*DATA IN THIS EXERCISE:*
◆ ◆ ◆ ◆ ◆

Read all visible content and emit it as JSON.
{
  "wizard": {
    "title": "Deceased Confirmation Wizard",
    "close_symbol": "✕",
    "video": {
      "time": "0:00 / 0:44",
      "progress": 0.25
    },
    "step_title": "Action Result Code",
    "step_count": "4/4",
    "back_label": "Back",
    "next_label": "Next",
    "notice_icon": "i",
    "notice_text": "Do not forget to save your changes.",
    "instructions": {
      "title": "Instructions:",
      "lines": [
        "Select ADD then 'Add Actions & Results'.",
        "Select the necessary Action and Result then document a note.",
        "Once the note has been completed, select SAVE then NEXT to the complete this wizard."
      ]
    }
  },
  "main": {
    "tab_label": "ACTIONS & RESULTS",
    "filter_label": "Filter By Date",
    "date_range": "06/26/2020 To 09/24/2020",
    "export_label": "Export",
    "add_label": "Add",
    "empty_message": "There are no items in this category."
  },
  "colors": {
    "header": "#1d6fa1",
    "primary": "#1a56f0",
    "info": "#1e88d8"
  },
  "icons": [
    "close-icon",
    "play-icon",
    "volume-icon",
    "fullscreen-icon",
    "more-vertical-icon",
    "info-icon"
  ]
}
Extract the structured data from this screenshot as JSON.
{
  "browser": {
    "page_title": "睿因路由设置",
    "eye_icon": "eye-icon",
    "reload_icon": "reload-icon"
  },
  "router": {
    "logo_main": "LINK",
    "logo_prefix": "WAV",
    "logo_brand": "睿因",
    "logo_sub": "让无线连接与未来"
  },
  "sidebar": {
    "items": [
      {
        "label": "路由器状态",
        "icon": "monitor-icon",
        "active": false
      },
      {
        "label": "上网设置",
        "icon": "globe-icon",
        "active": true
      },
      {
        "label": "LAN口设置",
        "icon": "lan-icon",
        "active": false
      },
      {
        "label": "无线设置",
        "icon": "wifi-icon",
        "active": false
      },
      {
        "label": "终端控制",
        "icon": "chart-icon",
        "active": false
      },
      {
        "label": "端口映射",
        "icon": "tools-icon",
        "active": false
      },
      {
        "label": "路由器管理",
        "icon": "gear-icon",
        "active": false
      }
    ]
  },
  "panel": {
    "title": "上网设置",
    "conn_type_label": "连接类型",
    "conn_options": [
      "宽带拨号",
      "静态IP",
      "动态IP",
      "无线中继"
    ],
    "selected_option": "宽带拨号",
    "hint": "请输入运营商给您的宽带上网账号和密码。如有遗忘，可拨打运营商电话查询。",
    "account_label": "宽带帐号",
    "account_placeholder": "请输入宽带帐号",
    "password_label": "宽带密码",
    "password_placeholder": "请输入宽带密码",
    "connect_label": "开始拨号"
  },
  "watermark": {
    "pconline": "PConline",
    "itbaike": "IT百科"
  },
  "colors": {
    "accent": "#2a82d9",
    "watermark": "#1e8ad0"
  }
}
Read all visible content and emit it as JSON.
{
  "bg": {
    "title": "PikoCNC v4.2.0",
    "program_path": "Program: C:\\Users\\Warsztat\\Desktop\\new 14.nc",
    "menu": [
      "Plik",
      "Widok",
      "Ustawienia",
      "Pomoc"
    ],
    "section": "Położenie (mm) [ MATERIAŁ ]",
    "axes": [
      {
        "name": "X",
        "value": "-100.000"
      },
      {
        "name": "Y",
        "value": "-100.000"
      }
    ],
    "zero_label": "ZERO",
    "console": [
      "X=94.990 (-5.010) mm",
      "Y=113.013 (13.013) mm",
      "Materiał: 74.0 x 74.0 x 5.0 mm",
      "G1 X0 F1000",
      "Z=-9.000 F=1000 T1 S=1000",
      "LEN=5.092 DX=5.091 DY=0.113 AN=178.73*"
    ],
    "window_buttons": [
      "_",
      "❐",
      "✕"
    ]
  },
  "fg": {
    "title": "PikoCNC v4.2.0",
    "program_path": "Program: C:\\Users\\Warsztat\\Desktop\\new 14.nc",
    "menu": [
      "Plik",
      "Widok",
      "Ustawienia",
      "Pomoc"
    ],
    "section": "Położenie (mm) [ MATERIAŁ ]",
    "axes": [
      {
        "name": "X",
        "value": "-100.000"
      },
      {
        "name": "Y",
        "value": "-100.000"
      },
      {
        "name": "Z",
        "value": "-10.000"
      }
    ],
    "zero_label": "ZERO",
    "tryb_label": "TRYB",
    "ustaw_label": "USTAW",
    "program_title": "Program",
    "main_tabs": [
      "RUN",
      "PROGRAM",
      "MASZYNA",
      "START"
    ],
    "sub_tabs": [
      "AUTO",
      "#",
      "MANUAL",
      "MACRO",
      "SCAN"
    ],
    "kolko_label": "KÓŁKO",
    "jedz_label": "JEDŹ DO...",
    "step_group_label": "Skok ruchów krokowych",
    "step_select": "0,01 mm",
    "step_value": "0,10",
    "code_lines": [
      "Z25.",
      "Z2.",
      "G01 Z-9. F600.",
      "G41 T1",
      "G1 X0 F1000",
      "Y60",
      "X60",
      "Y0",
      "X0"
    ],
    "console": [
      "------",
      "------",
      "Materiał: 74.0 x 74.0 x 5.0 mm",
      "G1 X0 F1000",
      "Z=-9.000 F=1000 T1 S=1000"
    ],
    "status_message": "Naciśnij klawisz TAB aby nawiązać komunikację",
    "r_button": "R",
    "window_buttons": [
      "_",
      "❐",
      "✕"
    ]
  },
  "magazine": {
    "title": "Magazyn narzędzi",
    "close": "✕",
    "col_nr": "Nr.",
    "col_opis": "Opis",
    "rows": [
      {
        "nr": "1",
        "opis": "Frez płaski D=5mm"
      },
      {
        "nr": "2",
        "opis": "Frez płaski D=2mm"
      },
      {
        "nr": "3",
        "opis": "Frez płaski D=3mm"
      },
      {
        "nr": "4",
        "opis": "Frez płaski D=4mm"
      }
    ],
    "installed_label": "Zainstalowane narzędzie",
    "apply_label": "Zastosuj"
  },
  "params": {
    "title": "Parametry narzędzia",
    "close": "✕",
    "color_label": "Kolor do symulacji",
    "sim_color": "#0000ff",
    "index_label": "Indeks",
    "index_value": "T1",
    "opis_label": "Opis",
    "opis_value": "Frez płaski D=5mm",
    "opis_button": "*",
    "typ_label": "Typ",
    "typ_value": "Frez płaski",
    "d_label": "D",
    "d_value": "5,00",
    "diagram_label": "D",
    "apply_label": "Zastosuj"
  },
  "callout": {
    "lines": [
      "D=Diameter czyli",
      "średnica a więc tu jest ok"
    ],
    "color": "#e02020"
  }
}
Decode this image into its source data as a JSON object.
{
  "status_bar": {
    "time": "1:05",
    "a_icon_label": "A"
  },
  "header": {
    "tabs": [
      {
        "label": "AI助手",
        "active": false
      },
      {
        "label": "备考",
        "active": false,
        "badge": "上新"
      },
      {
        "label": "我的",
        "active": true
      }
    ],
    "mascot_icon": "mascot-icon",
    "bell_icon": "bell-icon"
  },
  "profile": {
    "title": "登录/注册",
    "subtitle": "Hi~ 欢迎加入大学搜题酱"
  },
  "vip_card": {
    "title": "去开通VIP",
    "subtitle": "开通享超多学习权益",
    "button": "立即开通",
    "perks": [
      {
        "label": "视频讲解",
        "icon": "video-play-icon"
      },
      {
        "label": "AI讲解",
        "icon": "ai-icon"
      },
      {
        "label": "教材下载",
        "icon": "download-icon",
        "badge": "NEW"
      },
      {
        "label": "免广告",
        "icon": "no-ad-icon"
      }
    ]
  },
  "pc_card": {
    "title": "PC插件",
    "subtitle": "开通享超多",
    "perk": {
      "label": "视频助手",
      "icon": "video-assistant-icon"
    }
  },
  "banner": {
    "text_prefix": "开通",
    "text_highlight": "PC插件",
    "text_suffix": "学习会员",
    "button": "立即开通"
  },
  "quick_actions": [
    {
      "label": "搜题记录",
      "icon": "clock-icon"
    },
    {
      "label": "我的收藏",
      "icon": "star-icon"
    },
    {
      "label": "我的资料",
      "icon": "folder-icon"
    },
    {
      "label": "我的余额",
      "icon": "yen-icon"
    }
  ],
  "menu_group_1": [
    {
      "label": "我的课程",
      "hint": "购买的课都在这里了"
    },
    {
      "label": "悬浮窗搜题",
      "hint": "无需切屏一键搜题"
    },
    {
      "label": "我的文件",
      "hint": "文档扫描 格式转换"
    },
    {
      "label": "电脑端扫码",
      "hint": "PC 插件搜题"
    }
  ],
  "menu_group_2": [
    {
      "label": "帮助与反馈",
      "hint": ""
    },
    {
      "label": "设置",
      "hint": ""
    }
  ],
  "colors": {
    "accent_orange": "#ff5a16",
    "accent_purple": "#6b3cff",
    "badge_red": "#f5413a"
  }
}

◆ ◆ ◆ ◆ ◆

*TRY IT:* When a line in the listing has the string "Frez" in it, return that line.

*RESPONSE BELOW:*
        "opis": "Frez płaski D=5mm"
        "opis": "Frez płaski D=2mm"
        "opis": "Frez płaski D=3mm"
        "opis": "Frez płaski D=4mm"
    "opis_value": "Frez płaski D=5mm",
    "typ_value": "Frez płaski",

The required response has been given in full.